= Work order =
Every record must appear in your copy exactly as written, with no pictures.

___

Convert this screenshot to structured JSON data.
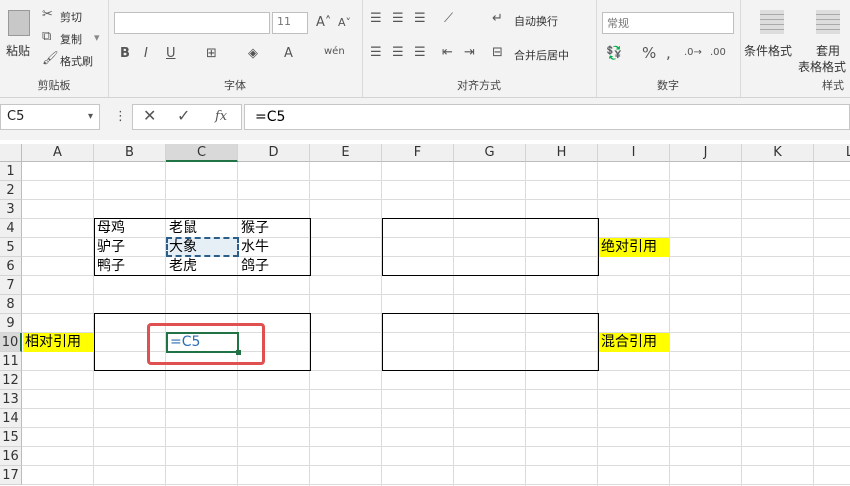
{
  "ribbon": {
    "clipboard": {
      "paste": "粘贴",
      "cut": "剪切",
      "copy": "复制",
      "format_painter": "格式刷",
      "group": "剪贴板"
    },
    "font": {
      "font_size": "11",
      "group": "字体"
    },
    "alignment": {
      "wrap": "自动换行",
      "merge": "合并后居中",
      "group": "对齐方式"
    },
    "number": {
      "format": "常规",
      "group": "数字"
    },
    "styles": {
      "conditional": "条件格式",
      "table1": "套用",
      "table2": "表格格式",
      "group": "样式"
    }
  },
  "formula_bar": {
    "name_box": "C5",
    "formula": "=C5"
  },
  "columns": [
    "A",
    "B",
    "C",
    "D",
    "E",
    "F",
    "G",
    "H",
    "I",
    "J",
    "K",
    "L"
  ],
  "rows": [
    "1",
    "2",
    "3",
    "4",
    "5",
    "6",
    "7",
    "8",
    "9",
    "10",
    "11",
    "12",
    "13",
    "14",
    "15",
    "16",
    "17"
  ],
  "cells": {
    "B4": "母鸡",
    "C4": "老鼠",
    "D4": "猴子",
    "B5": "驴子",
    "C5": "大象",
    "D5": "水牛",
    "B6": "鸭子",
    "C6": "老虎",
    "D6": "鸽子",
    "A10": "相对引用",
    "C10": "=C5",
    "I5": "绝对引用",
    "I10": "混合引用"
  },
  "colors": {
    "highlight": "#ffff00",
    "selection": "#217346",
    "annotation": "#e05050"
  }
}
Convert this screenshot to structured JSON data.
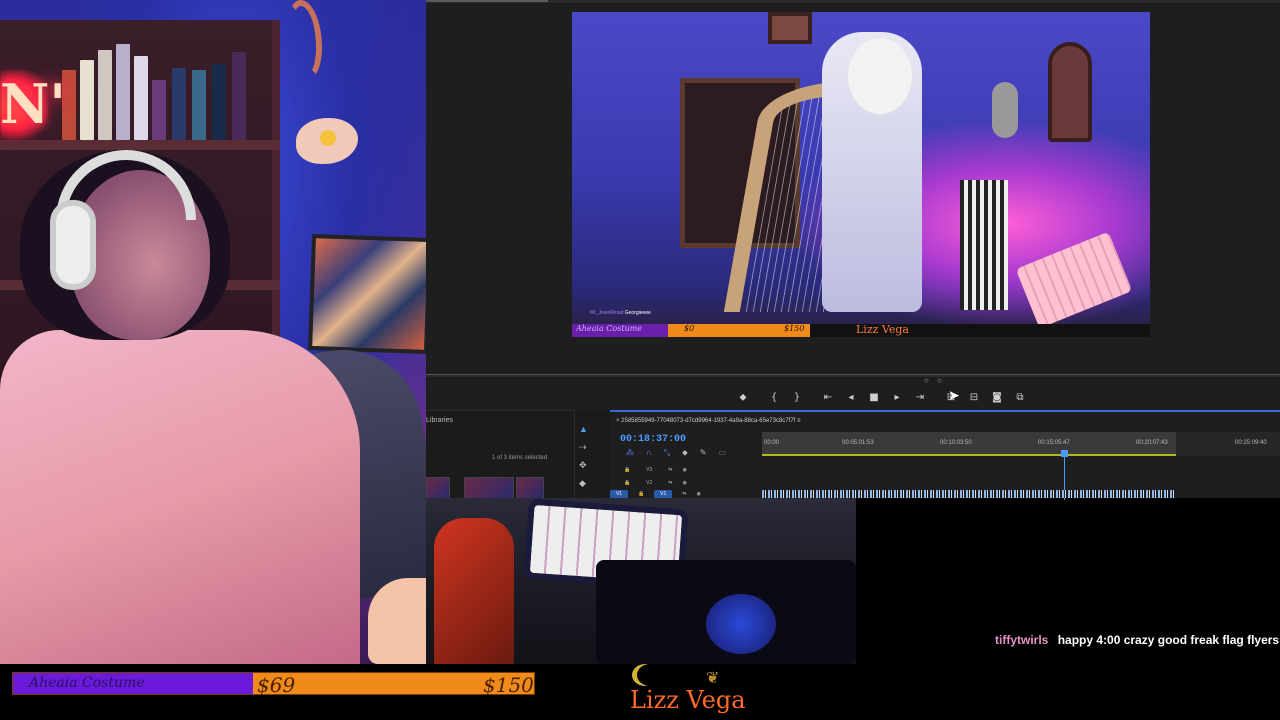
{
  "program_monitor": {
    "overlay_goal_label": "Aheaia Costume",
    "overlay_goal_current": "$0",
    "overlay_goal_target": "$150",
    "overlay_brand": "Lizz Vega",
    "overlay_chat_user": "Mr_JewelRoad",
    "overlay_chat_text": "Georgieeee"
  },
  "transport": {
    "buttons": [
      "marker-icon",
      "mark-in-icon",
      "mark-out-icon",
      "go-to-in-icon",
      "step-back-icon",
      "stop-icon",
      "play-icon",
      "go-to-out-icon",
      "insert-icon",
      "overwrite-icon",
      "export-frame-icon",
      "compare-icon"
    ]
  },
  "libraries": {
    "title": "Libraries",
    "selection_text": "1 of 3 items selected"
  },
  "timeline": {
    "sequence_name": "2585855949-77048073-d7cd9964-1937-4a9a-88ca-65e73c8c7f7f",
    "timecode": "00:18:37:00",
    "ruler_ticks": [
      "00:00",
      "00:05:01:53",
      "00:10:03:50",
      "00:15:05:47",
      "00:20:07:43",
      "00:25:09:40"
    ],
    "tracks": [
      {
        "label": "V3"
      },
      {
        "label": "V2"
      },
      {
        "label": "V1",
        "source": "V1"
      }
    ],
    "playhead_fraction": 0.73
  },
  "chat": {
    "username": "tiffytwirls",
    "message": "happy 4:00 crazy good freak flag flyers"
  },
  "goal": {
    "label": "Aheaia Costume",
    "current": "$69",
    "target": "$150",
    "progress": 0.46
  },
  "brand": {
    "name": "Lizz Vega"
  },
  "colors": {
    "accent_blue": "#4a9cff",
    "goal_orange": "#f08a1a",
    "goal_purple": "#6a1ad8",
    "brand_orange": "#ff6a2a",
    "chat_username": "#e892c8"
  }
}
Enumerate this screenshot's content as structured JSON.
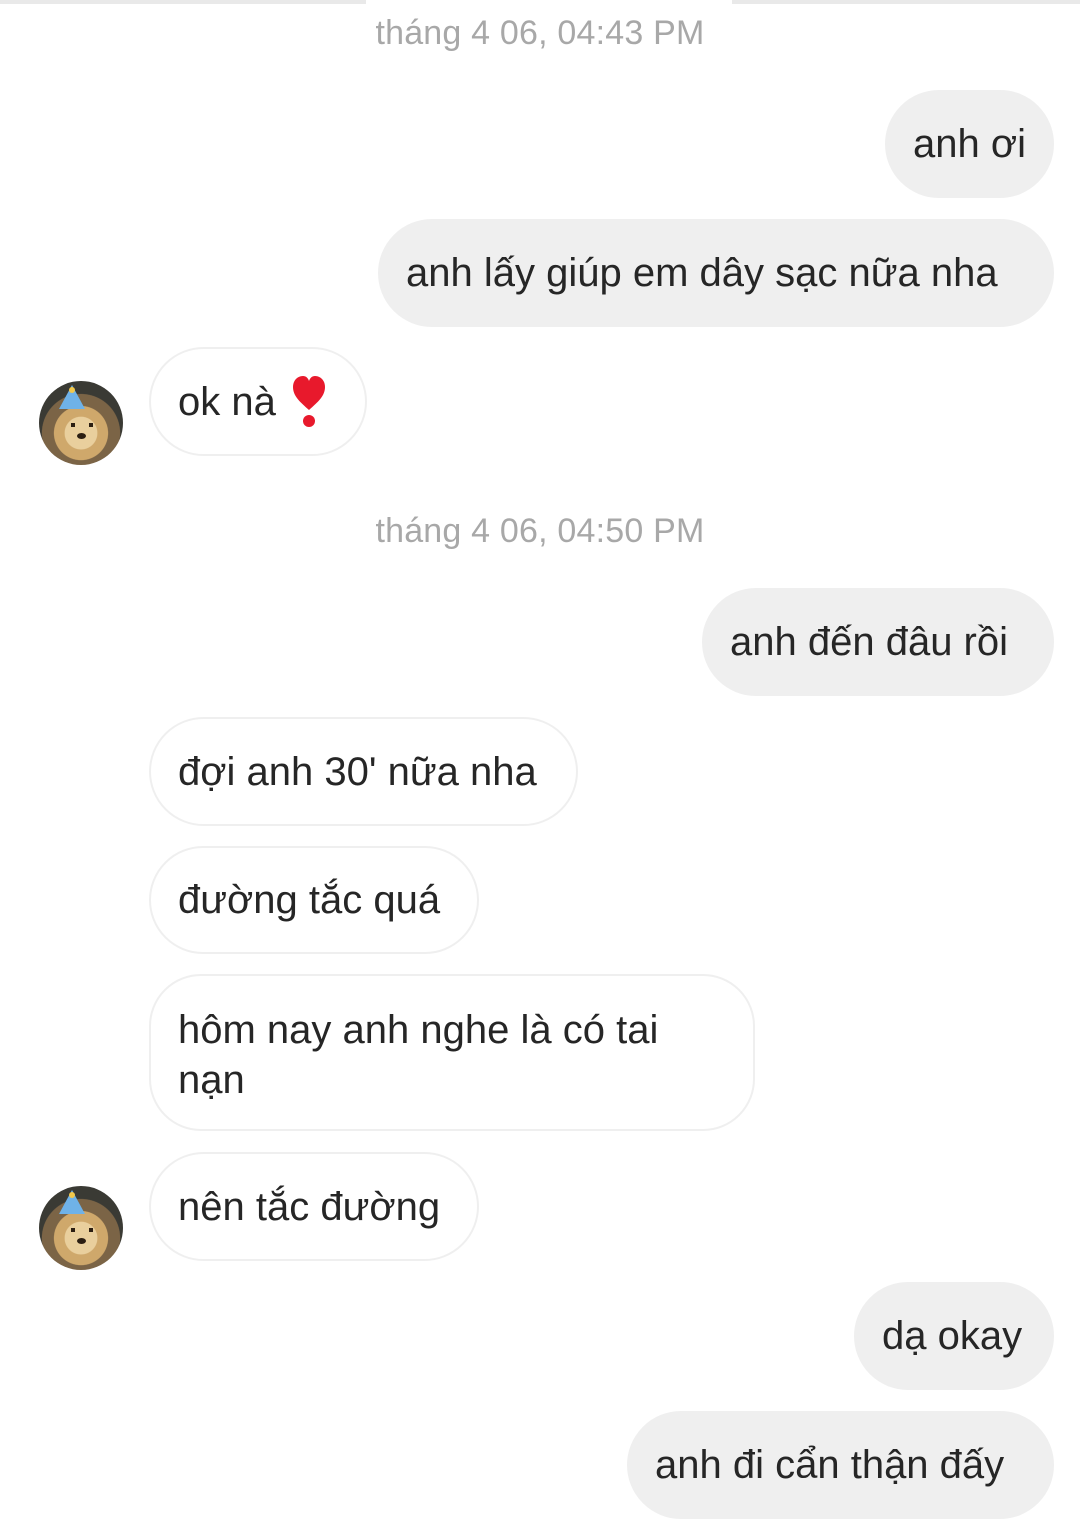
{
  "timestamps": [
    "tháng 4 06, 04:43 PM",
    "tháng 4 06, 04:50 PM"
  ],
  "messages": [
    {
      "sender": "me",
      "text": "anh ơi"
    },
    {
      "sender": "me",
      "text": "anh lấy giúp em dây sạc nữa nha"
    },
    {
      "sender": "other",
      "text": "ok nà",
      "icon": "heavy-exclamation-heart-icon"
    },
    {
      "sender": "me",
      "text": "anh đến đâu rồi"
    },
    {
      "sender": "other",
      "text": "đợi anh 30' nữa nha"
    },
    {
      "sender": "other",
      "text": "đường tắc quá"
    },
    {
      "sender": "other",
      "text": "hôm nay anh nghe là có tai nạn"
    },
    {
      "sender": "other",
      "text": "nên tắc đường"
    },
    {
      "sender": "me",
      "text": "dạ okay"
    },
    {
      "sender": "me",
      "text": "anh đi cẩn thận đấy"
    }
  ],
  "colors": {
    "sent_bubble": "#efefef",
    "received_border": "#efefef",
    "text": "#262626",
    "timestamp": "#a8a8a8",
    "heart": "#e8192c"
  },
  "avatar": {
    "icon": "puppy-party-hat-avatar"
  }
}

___

= Exercise output =
Convert this screenshot to structured JSON data.
{
  "ribbon": {
    "clipboard": {
      "paste": "粘贴",
      "cut": "剪切",
      "copy": "复制",
      "format_painter": "格式刷",
      "group": "剪贴板"
    },
    "font": {
      "font_size": "11",
      "group": "字体"
    },
    "alignment": {
      "wrap": "自动换行",
      "merge": "合并后居中",
      "group": "对齐方式"
    },
    "number": {
      "format": "常规",
      "group": "数字"
    },
    "styles": {
      "conditional": "条件格式",
      "table1": "套用",
      "table2": "表格格式",
      "group": "样式"
    }
  },
  "formula_bar": {
    "name_box": "C5",
    "formula": "=C5"
  },
  "columns": [
    "A",
    "B",
    "C",
    "D",
    "E",
    "F",
    "G",
    "H",
    "I",
    "J",
    "K",
    "L"
  ],
  "rows": [
    "1",
    "2",
    "3",
    "4",
    "5",
    "6",
    "7",
    "8",
    "9",
    "10",
    "11",
    "12",
    "13",
    "14",
    "15",
    "16",
    "17"
  ],
  "cells": {
    "B4": "母鸡",
    "C4": "老鼠",
    "D4": "猴子",
    "B5": "驴子",
    "C5": "大象",
    "D5": "水牛",
    "B6": "鸭子",
    "C6": "老虎",
    "D6": "鸽子",
    "A10": "相对引用",
    "C10": "=C5",
    "I5": "绝对引用",
    "I10": "混合引用"
  },
  "colors": {
    "highlight": "#ffff00",
    "selection": "#217346",
    "annotation": "#e05050"
  }
}
Convert this screenshot to structured JSON data.
{
  "program_monitor": {
    "overlay_goal_label": "Aheaia Costume",
    "overlay_goal_current": "$0",
    "overlay_goal_target": "$150",
    "overlay_brand": "Lizz Vega",
    "overlay_chat_user": "Mr_JewelRoad",
    "overlay_chat_text": "Georgieeee"
  },
  "transport": {
    "buttons": [
      "marker-icon",
      "mark-in-icon",
      "mark-out-icon",
      "go-to-in-icon",
      "step-back-icon",
      "stop-icon",
      "play-icon",
      "go-to-out-icon",
      "insert-icon",
      "overwrite-icon",
      "export-frame-icon",
      "compare-icon"
    ]
  },
  "libraries": {
    "title": "Libraries",
    "selection_text": "1 of 3 items selected"
  },
  "timeline": {
    "sequence_name": "2585855949-77048073-d7cd9964-1937-4a9a-88ca-65e73c8c7f7f",
    "timecode": "00:18:37:00",
    "ruler_ticks": [
      "00:00",
      "00:05:01:53",
      "00:10:03:50",
      "00:15:05:47",
      "00:20:07:43",
      "00:25:09:40"
    ],
    "tracks": [
      {
        "label": "V3"
      },
      {
        "label": "V2"
      },
      {
        "label": "V1",
        "source": "V1"
      }
    ],
    "playhead_fraction": 0.73
  },
  "chat": {
    "username": "tiffytwirls",
    "message": "happy 4:00 crazy good freak flag flyers"
  },
  "goal": {
    "label": "Aheaia Costume",
    "current": "$69",
    "target": "$150",
    "progress": 0.46
  },
  "brand": {
    "name": "Lizz Vega"
  },
  "colors": {
    "accent_blue": "#4a9cff",
    "goal_orange": "#f08a1a",
    "goal_purple": "#6a1ad8",
    "brand_orange": "#ff6a2a",
    "chat_username": "#e892c8"
  }
}
Enumerate this screenshot's content as structured JSON.
{
  "timestamps": [
    "tháng 4 06, 04:43 PM",
    "tháng 4 06, 04:50 PM"
  ],
  "messages": [
    {
      "sender": "me",
      "text": "anh ơi"
    },
    {
      "sender": "me",
      "text": "anh lấy giúp em dây sạc nữa nha"
    },
    {
      "sender": "other",
      "text": "ok nà",
      "icon": "heavy-exclamation-heart-icon"
    },
    {
      "sender": "me",
      "text": "anh đến đâu rồi"
    },
    {
      "sender": "other",
      "text": "đợi anh 30' nữa nha"
    },
    {
      "sender": "other",
      "text": "đường tắc quá"
    },
    {
      "sender": "other",
      "text": "hôm nay anh nghe là có tai nạn"
    },
    {
      "sender": "other",
      "text": "nên tắc đường"
    },
    {
      "sender": "me",
      "text": "dạ okay"
    },
    {
      "sender": "me",
      "text": "anh đi cẩn thận đấy"
    }
  ],
  "colors": {
    "sent_bubble": "#efefef",
    "received_border": "#efefef",
    "text": "#262626",
    "timestamp": "#a8a8a8",
    "heart": "#e8192c"
  },
  "avatar": {
    "icon": "puppy-party-hat-avatar"
  }
}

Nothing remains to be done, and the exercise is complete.